• TASK DATA:
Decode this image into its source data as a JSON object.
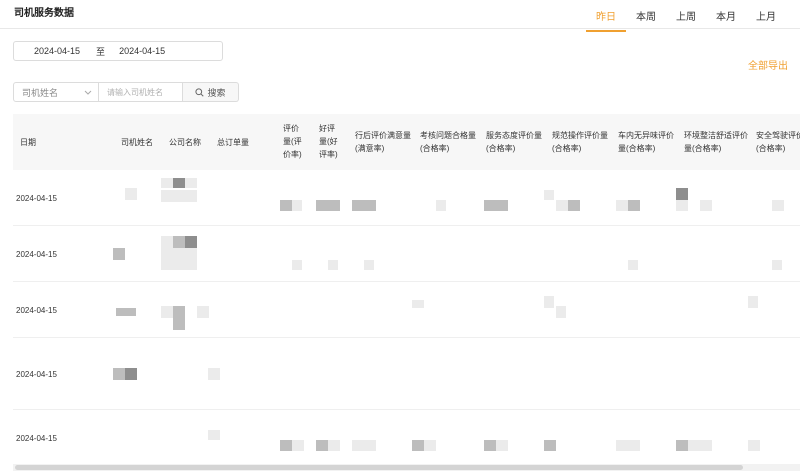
{
  "page": {
    "title": "司机服务数据"
  },
  "tabs": [
    "昨日",
    "本周",
    "上周",
    "本月",
    "上月"
  ],
  "active_tab": "昨日",
  "date_range": {
    "start": "2024-04-15",
    "separator": "至",
    "end": "2024-04-15"
  },
  "export": {
    "label": "全部导出"
  },
  "filter": {
    "select_label": "司机姓名",
    "input_placeholder": "请输入司机姓名",
    "search_label": "搜索"
  },
  "table": {
    "columns": [
      "日期",
      "司机姓名",
      "公司名称",
      "总订单量",
      "评价量(评价率)",
      "好评量(好评率)",
      "行后评价满意量(满意率)",
      "考核问题合格量(合格率)",
      "服务态度评价量(合格率)",
      "规范操作评价量(合格率)",
      "车内无异味评价量(合格率)",
      "环境整洁舒适评价量(合格率)",
      "安全驾驶评价量(合格率)"
    ],
    "rows": [
      {
        "date": "2024-04-15"
      },
      {
        "date": "2024-04-15"
      },
      {
        "date": "2024-04-15"
      },
      {
        "date": "2024-04-15"
      },
      {
        "date": "2024-04-15"
      }
    ]
  },
  "colors": {
    "accent": "#f0a030",
    "header_bg": "#f7f7f7",
    "border": "#dcdcdc"
  }
}
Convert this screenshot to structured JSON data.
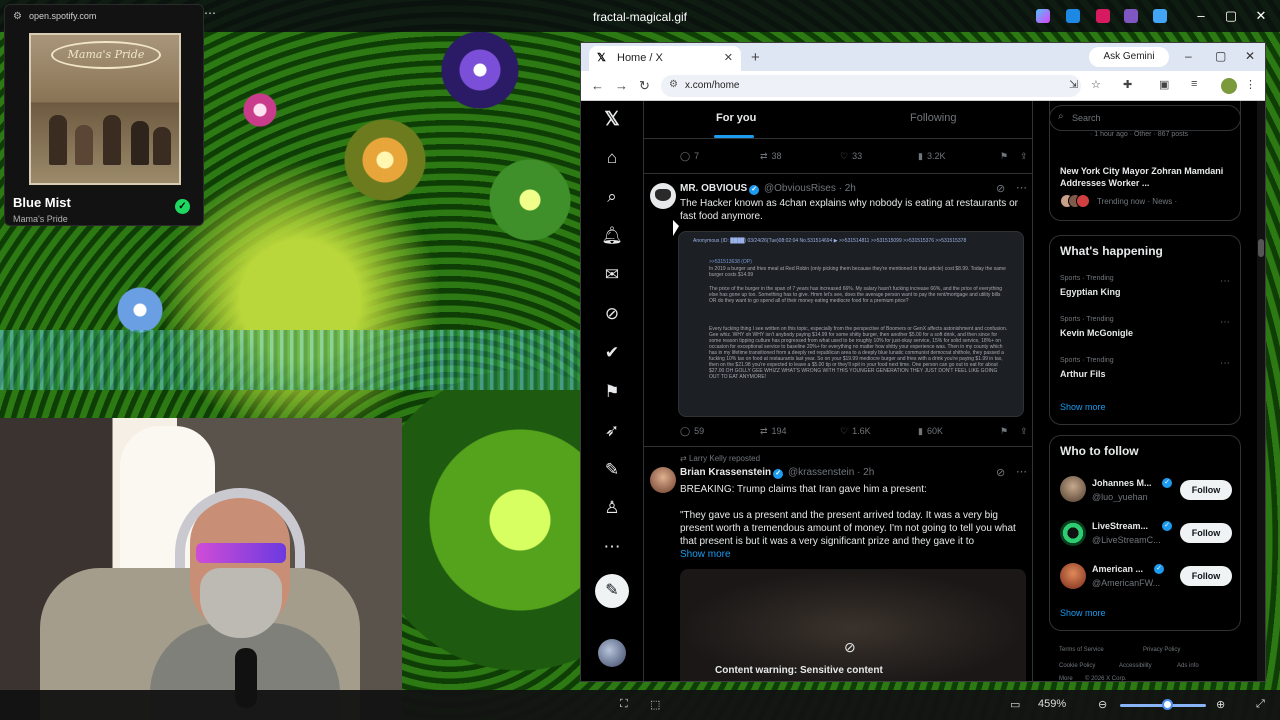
{
  "viewer": {
    "title": "fractal-magical.gif",
    "zoom": "459%",
    "more_icon": "⋯"
  },
  "spotify": {
    "url": "open.spotify.com",
    "album_art_text": "Mama's Pride",
    "track": "Blue Mist",
    "artist": "Mama's Pride"
  },
  "chrome": {
    "tab_title": "Home / X",
    "url": "x.com/home",
    "gemini_label": "Ask Gemini"
  },
  "x": {
    "tabs": {
      "for_you": "For you",
      "following": "Following"
    },
    "prev_actions": {
      "replies": "7",
      "reposts": "38",
      "likes": "33",
      "views": "3.2K"
    },
    "tweet1": {
      "name": "MR. OBVIOUS",
      "handle": "@ObviousRises · 2h",
      "text": "The Hacker known as 4chan explains why nobody is eating at restaurants or fast food anymore.",
      "image_header": "Anonymous (ID: ████) 03/24/26(Tue)08:02:04 No.531514694 ▶ >>531514811 >>531515099 >>531515376 >>531515378",
      "image_quote": ">>531513638 (OP)",
      "image_p1": "In 2019 a burger and fries meal at Red Robin (only picking them because they're mentioned in that article) cost $8.99. Today the same burger costs $14.99",
      "image_p2": "The price of the burger in the span of 7 years has increased 66%. My salary hasn't fucking increase 66%, and the price of everything else has gone up too. Something has to give. Hmm let's see, does the average person want to pay the rent/mortgage and utility bills OR do they want to go spend all of their money eating mediocre food for a premium price?",
      "image_p3": "Every fucking thing I see written on this topic, especially from the perspective of Boomers or GenX affects astonishment and confusion. Gee whiz. WHY oh WHY isn't anybody paying $14.99 for some shitty burger, then another $5.00 for a soft drink, and then since for some reason tipping culture has progressed from what used to be roughly 10% for just-okay service, 15% for solid service, 18%+ on occasion for exceptional service to baseline 20%+ for everything no matter how shitty your experience was. Then in my county which has in my lifetime transitioned from a deeply red republican area to a deeply blue lunatic communist democrat shithole, they passed a fucking 10% tax on food at restaurants last year. So on your $19.99 mediocre burger and fries with a drink you're paying $1.99 in tax, then on the $21.98 you're expected to leave a $5.00 tip or they'll spit in your food next time. One person can go out to eat for about $27.00 OH GOLLY GEE WHIZZ WHAT'S WRONG WITH THIS YOUNGER GENERATION THEY JUST DON'T FEEL LIKE GOING OUT TO EAT ANYMORE!",
      "replies": "59",
      "reposts": "194",
      "likes": "1.6K",
      "views": "60K"
    },
    "tweet2": {
      "repost_by": "Larry Kelly reposted",
      "name": "Brian Krassenstein",
      "handle": "@krassenstein · 2h",
      "text1": "BREAKING:  Trump claims that Iran gave him a present:",
      "text2": "\"They gave us a present and the present arrived today.  It was a very big present worth a tremendous amount of money.  I'm not going to tell you what that present is but it was a very significant prize and they gave it to",
      "show_more": "Show more",
      "sensitive": "Content warning: Sensitive content"
    },
    "search_placeholder": "Search",
    "news": {
      "top_meta": "· 1 hour ago · Other · 867 posts",
      "title": "New York City Mayor Zohran Mamdani Addresses Worker ...",
      "meta": "Trending now · News ·"
    },
    "happening": {
      "title": "What's happening",
      "trends": [
        {
          "meta": "Sports · Trending",
          "name": "Egyptian King"
        },
        {
          "meta": "Sports · Trending",
          "name": "Kevin McGonigle"
        },
        {
          "meta": "Sports · Trending",
          "name": "Arthur Fils"
        }
      ],
      "show_more": "Show more"
    },
    "who_to_follow": {
      "title": "Who to follow",
      "accounts": [
        {
          "name": "Johannes M...",
          "handle": "@luo_yuehan",
          "button": "Follow"
        },
        {
          "name": "LiveStream...",
          "handle": "@LiveStreamC...",
          "button": "Follow"
        },
        {
          "name": "American ...",
          "handle": "@AmericanFW...",
          "button": "Follow"
        }
      ],
      "show_more": "Show more"
    },
    "footer": {
      "terms": "Terms of Service",
      "privacy": "Privacy Policy",
      "cookie": "Cookie Policy",
      "accessibility": "Accessibility",
      "ads": "Ads info",
      "more": "More",
      "copyright": "© 2026 X Corp."
    }
  }
}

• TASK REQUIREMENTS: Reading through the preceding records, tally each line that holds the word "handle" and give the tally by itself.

• WRITTEN SOLUTION: 5